_Prompt_
Output every line below exactly.
====== Provided information
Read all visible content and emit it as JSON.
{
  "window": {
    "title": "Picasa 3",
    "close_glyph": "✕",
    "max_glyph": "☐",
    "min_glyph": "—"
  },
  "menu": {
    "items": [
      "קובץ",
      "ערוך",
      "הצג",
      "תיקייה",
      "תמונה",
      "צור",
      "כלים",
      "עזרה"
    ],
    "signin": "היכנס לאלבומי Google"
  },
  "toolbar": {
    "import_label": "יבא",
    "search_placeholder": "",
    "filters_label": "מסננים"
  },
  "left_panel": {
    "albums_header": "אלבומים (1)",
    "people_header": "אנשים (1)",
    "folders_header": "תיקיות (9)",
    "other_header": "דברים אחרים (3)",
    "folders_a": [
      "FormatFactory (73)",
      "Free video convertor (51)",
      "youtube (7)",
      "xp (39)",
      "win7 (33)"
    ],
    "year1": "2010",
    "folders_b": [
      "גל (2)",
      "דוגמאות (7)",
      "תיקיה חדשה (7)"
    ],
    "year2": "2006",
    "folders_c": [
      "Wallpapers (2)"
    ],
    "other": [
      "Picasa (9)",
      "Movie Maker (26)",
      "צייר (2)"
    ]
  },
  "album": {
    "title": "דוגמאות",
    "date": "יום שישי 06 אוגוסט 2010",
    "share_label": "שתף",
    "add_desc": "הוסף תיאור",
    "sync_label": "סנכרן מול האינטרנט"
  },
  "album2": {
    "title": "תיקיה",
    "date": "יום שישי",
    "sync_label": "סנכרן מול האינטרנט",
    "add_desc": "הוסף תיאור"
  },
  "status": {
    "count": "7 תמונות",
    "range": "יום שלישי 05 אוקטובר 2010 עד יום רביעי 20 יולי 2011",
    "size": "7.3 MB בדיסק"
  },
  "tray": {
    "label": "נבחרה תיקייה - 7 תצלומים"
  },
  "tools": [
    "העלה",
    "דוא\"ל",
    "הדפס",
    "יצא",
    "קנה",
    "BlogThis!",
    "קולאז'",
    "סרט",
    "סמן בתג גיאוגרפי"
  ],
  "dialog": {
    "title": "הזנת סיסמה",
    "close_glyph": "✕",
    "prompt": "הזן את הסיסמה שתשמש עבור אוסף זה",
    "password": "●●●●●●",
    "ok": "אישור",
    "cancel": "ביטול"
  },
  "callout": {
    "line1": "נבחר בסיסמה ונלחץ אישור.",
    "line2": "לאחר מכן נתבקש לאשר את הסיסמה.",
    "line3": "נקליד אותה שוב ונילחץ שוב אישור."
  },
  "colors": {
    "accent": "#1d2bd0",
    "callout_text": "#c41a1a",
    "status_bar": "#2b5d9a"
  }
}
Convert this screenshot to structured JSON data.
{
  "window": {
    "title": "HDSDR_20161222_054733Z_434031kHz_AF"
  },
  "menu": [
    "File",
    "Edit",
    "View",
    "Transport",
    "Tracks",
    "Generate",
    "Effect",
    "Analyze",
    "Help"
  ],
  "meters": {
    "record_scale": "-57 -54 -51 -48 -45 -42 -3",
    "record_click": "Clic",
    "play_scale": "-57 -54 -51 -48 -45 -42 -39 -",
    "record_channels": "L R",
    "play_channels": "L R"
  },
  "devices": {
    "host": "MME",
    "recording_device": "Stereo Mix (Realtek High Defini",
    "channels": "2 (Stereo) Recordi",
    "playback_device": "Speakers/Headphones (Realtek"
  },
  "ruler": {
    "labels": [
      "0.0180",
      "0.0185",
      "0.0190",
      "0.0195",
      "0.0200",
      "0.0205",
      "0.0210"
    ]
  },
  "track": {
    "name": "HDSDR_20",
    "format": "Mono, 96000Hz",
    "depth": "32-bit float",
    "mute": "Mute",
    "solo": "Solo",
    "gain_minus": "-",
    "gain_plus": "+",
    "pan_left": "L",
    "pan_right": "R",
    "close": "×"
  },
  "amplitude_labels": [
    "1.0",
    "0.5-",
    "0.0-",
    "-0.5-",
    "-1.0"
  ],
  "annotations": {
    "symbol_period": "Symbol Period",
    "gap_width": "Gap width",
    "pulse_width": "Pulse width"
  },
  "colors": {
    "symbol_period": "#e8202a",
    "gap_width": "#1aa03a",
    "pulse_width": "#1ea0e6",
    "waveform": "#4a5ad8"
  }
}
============
_Exercise solution_
Read all visible content and emit it as JSON.
{
  "window": {
    "title": "Picasa 3",
    "close_glyph": "✕",
    "max_glyph": "☐",
    "min_glyph": "—"
  },
  "menu": {
    "items": [
      "קובץ",
      "ערוך",
      "הצג",
      "תיקייה",
      "תמונה",
      "צור",
      "כלים",
      "עזרה"
    ],
    "signin": "היכנס לאלבומי Google"
  },
  "toolbar": {
    "import_label": "יבא",
    "search_placeholder": "",
    "filters_label": "מסננים"
  },
  "left_panel": {
    "albums_header": "אלבומים (1)",
    "people_header": "אנשים (1)",
    "folders_header": "תיקיות (9)",
    "other_header": "דברים אחרים (3)",
    "folders_a": [
      "FormatFactory (73)",
      "Free video convertor (51)",
      "youtube (7)",
      "xp (39)",
      "win7 (33)"
    ],
    "year1": "2010",
    "folders_b": [
      "גל (2)",
      "דוגמאות (7)",
      "תיקיה חדשה (7)"
    ],
    "year2": "2006",
    "folders_c": [
      "Wallpapers (2)"
    ],
    "other": [
      "Picasa (9)",
      "Movie Maker (26)",
      "צייר (2)"
    ]
  },
  "album": {
    "title": "דוגמאות",
    "date": "יום שישי 06 אוגוסט 2010",
    "share_label": "שתף",
    "add_desc": "הוסף תיאור",
    "sync_label": "סנכרן מול האינטרנט"
  },
  "album2": {
    "title": "תיקיה",
    "date": "יום שישי",
    "sync_label": "סנכרן מול האינטרנט",
    "add_desc": "הוסף תיאור"
  },
  "status": {
    "count": "7 תמונות",
    "range": "יום שלישי 05 אוקטובר 2010 עד יום רביעי 20 יולי 2011",
    "size": "7.3 MB בדיסק"
  },
  "tray": {
    "label": "נבחרה תיקייה - 7 תצלומים"
  },
  "tools": [
    "העלה",
    "דוא\"ל",
    "הדפס",
    "יצא",
    "קנה",
    "BlogThis!",
    "קולאז'",
    "סרט",
    "סמן בתג גיאוגרפי"
  ],
  "dialog": {
    "title": "הזנת סיסמה",
    "close_glyph": "✕",
    "prompt": "הזן את הסיסמה שתשמש עבור אוסף זה",
    "password": "●●●●●●",
    "ok": "אישור",
    "cancel": "ביטול"
  },
  "callout": {
    "line1": "נבחר בסיסמה ונלחץ אישור.",
    "line2": "לאחר מכן נתבקש לאשר את הסיסמה.",
    "line3": "נקליד אותה שוב ונילחץ שוב אישור."
  },
  "colors": {
    "accent": "#1d2bd0",
    "callout_text": "#c41a1a",
    "status_bar": "#2b5d9a"
  }
}
Convert this screenshot to structured JSON data.
{
  "window": {
    "title": "HDSDR_20161222_054733Z_434031kHz_AF"
  },
  "menu": [
    "File",
    "Edit",
    "View",
    "Transport",
    "Tracks",
    "Generate",
    "Effect",
    "Analyze",
    "Help"
  ],
  "meters": {
    "record_scale": "-57 -54 -51 -48 -45 -42 -3",
    "record_click": "Clic",
    "play_scale": "-57 -54 -51 -48 -45 -42 -39 -",
    "record_channels": "L R",
    "play_channels": "L R"
  },
  "devices": {
    "host": "MME",
    "recording_device": "Stereo Mix (Realtek High Defini",
    "channels": "2 (Stereo) Recordi",
    "playback_device": "Speakers/Headphones (Realtek"
  },
  "ruler": {
    "labels": [
      "0.0180",
      "0.0185",
      "0.0190",
      "0.0195",
      "0.0200",
      "0.0205",
      "0.0210"
    ]
  },
  "track": {
    "name": "HDSDR_20",
    "format": "Mono, 96000Hz",
    "depth": "32-bit float",
    "mute": "Mute",
    "solo": "Solo",
    "gain_minus": "-",
    "gain_plus": "+",
    "pan_left": "L",
    "pan_right": "R",
    "close": "×"
  },
  "amplitude_labels": [
    "1.0",
    "0.5-",
    "0.0-",
    "-0.5-",
    "-1.0"
  ],
  "annotations": {
    "symbol_period": "Symbol Period",
    "gap_width": "Gap width",
    "pulse_width": "Pulse width"
  },
  "colors": {
    "symbol_period": "#e8202a",
    "gap_width": "#1aa03a",
    "pulse_width": "#1ea0e6",
    "waveform": "#4a5ad8"
  }
}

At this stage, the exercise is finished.